Overall, it's recommended that small to moderate amounts of vitamin D are adequate, and among the healthy population, most people do not need screening or supplements.
The reduction in autoimmune diseases suggests that vitamin D may play a role in tamping down inflammation. The question has been raised about whether vitamin D is beneficial in reducing the severity of COVID illness, the need for hospitalization, and long COVID. We are looking at this question in a separate trial called VIVID (Vitamin D for COVID Trial) which tests a higher dose (> 3000 IUs daily) of vitamin D. Those results will be available at the end of this year or early next year.
In other randomized trials of COVID and vitamin D, the results have been mixed and inconsistent, with no clear answer. During the COVID pandemic, I have generally advised that it's reasonable to take 1000-2000 IUs of vitamin D daily as a form of insurance. This dose is known to be very safe. Over 5.3 years in the VITAL trial we saw that a dose of 2000 IUs was very safe.
But it's not essential to take a supplement. And overall, aside from some high-risk groups, most people do not need a supplement. The high-risk groups include patients in nursing homes who may have restricted diets and limited time out of doors.
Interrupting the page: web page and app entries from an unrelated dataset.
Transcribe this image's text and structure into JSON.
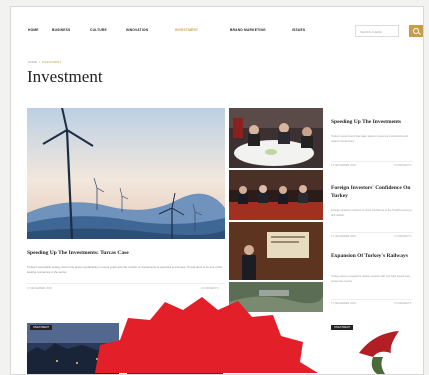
{
  "nav": {
    "items": [
      "HOME",
      "BUSINESS",
      "CULTURE",
      "INNOVATION",
      "INVESTMENT",
      "BRAND MARKETING",
      "ISSUES"
    ],
    "active_index": 4,
    "search_placeholder": "SEARCH HERE"
  },
  "breadcrumb": {
    "home": "HOME",
    "separator": "/",
    "current": "INVESTMENT"
  },
  "page_title": "Investment",
  "hero": {
    "title": "Speeding Up The Investments: Turcas Case",
    "excerpt": "Turkey's renewable energy sector has grown significantly in recent years and the number of investments is expected to increase. Turcas aims to be one of the leading companies in the sector.",
    "date": "17 DECEMBER 2018",
    "comments": "0 COMMENTS"
  },
  "side_articles": [
    {
      "title": "Speeding Up The Investments",
      "excerpt": "Turkey's government has taken steps to speed up investments and reduce bureaucracy.",
      "date": "17 DECEMBER 2018",
      "comments": "0 COMMENTS"
    },
    {
      "title": "Foreign Investors' Confidence On Turkey",
      "excerpt": "Foreign investors continue to show confidence in the Turkish economy and market.",
      "date": "17 DECEMBER 2018",
      "comments": "0 COMMENTS"
    },
    {
      "title": "Expansion Of Turkey's Railways",
      "excerpt": "Turkey plans to expand its railway network with new high speed lines across the country.",
      "date": "17 DECEMBER 2018",
      "comments": "0 COMMENTS"
    }
  ],
  "bottom_tags": [
    "INVESTMENT",
    "INVESTMENT",
    "INVESTMENT"
  ],
  "colors": {
    "accent": "#c69d4b",
    "badge": "#e3202a",
    "text": "#222222"
  }
}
For people with malabsorption conditions such as Crohn's disease, celiac disease, post–gastric bypass surgery, and those with osteoporosis who are on medications for osteoporosis, it's still quite reasonable to prescribe calcium and vitamin D.
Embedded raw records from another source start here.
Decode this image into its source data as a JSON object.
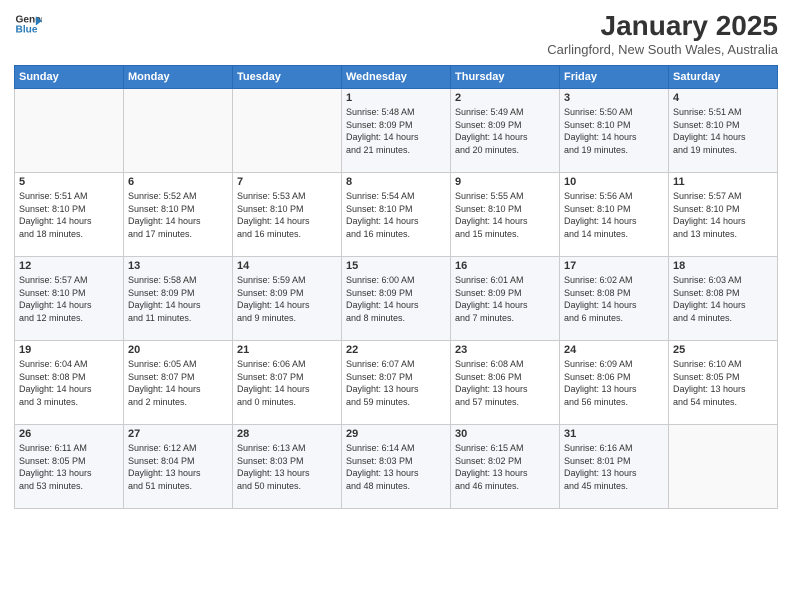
{
  "logo": {
    "line1": "General",
    "line2": "Blue"
  },
  "title": "January 2025",
  "subtitle": "Carlingford, New South Wales, Australia",
  "days_header": [
    "Sunday",
    "Monday",
    "Tuesday",
    "Wednesday",
    "Thursday",
    "Friday",
    "Saturday"
  ],
  "weeks": [
    [
      {
        "day": "",
        "info": ""
      },
      {
        "day": "",
        "info": ""
      },
      {
        "day": "",
        "info": ""
      },
      {
        "day": "1",
        "info": "Sunrise: 5:48 AM\nSunset: 8:09 PM\nDaylight: 14 hours\nand 21 minutes."
      },
      {
        "day": "2",
        "info": "Sunrise: 5:49 AM\nSunset: 8:09 PM\nDaylight: 14 hours\nand 20 minutes."
      },
      {
        "day": "3",
        "info": "Sunrise: 5:50 AM\nSunset: 8:10 PM\nDaylight: 14 hours\nand 19 minutes."
      },
      {
        "day": "4",
        "info": "Sunrise: 5:51 AM\nSunset: 8:10 PM\nDaylight: 14 hours\nand 19 minutes."
      }
    ],
    [
      {
        "day": "5",
        "info": "Sunrise: 5:51 AM\nSunset: 8:10 PM\nDaylight: 14 hours\nand 18 minutes."
      },
      {
        "day": "6",
        "info": "Sunrise: 5:52 AM\nSunset: 8:10 PM\nDaylight: 14 hours\nand 17 minutes."
      },
      {
        "day": "7",
        "info": "Sunrise: 5:53 AM\nSunset: 8:10 PM\nDaylight: 14 hours\nand 16 minutes."
      },
      {
        "day": "8",
        "info": "Sunrise: 5:54 AM\nSunset: 8:10 PM\nDaylight: 14 hours\nand 16 minutes."
      },
      {
        "day": "9",
        "info": "Sunrise: 5:55 AM\nSunset: 8:10 PM\nDaylight: 14 hours\nand 15 minutes."
      },
      {
        "day": "10",
        "info": "Sunrise: 5:56 AM\nSunset: 8:10 PM\nDaylight: 14 hours\nand 14 minutes."
      },
      {
        "day": "11",
        "info": "Sunrise: 5:57 AM\nSunset: 8:10 PM\nDaylight: 14 hours\nand 13 minutes."
      }
    ],
    [
      {
        "day": "12",
        "info": "Sunrise: 5:57 AM\nSunset: 8:10 PM\nDaylight: 14 hours\nand 12 minutes."
      },
      {
        "day": "13",
        "info": "Sunrise: 5:58 AM\nSunset: 8:09 PM\nDaylight: 14 hours\nand 11 minutes."
      },
      {
        "day": "14",
        "info": "Sunrise: 5:59 AM\nSunset: 8:09 PM\nDaylight: 14 hours\nand 9 minutes."
      },
      {
        "day": "15",
        "info": "Sunrise: 6:00 AM\nSunset: 8:09 PM\nDaylight: 14 hours\nand 8 minutes."
      },
      {
        "day": "16",
        "info": "Sunrise: 6:01 AM\nSunset: 8:09 PM\nDaylight: 14 hours\nand 7 minutes."
      },
      {
        "day": "17",
        "info": "Sunrise: 6:02 AM\nSunset: 8:08 PM\nDaylight: 14 hours\nand 6 minutes."
      },
      {
        "day": "18",
        "info": "Sunrise: 6:03 AM\nSunset: 8:08 PM\nDaylight: 14 hours\nand 4 minutes."
      }
    ],
    [
      {
        "day": "19",
        "info": "Sunrise: 6:04 AM\nSunset: 8:08 PM\nDaylight: 14 hours\nand 3 minutes."
      },
      {
        "day": "20",
        "info": "Sunrise: 6:05 AM\nSunset: 8:07 PM\nDaylight: 14 hours\nand 2 minutes."
      },
      {
        "day": "21",
        "info": "Sunrise: 6:06 AM\nSunset: 8:07 PM\nDaylight: 14 hours\nand 0 minutes."
      },
      {
        "day": "22",
        "info": "Sunrise: 6:07 AM\nSunset: 8:07 PM\nDaylight: 13 hours\nand 59 minutes."
      },
      {
        "day": "23",
        "info": "Sunrise: 6:08 AM\nSunset: 8:06 PM\nDaylight: 13 hours\nand 57 minutes."
      },
      {
        "day": "24",
        "info": "Sunrise: 6:09 AM\nSunset: 8:06 PM\nDaylight: 13 hours\nand 56 minutes."
      },
      {
        "day": "25",
        "info": "Sunrise: 6:10 AM\nSunset: 8:05 PM\nDaylight: 13 hours\nand 54 minutes."
      }
    ],
    [
      {
        "day": "26",
        "info": "Sunrise: 6:11 AM\nSunset: 8:05 PM\nDaylight: 13 hours\nand 53 minutes."
      },
      {
        "day": "27",
        "info": "Sunrise: 6:12 AM\nSunset: 8:04 PM\nDaylight: 13 hours\nand 51 minutes."
      },
      {
        "day": "28",
        "info": "Sunrise: 6:13 AM\nSunset: 8:03 PM\nDaylight: 13 hours\nand 50 minutes."
      },
      {
        "day": "29",
        "info": "Sunrise: 6:14 AM\nSunset: 8:03 PM\nDaylight: 13 hours\nand 48 minutes."
      },
      {
        "day": "30",
        "info": "Sunrise: 6:15 AM\nSunset: 8:02 PM\nDaylight: 13 hours\nand 46 minutes."
      },
      {
        "day": "31",
        "info": "Sunrise: 6:16 AM\nSunset: 8:01 PM\nDaylight: 13 hours\nand 45 minutes."
      },
      {
        "day": "",
        "info": ""
      }
    ]
  ]
}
Recommendations for vitamin D in the generally healthy population really should focus on a healthy diet. The United States has a fortified food supply. Vitamin D is added to many foods, dairy products, and cereals, as well as beverages. Natural sources of vitamin D include fatty fish and wild mushrooms.
We should be looking at food labels (which now include vitamin D content) and try to get adequate vitamin D from our diet, and also do our best to spend time outdoors, being physically active, because it is of great benefit to our health. The general principle is that a dietary supplement will never be a substitute for a healthy diet or healthy lifestyle. And those other behaviors really should be the focus at this time.
Thanks so much for your attention. This is JoAnn Manson.
Medscape Ob/Gyn © 2022 WebMD, LLC
Any views expressed above are the author's own and do not necessarily reflect the views of WebMD or Medscape.
Cite this: JoAnn E. Manson. Vitamin D: Recent Findings and Implications for Clinical Practice - Medscape - Oct 12, 2022.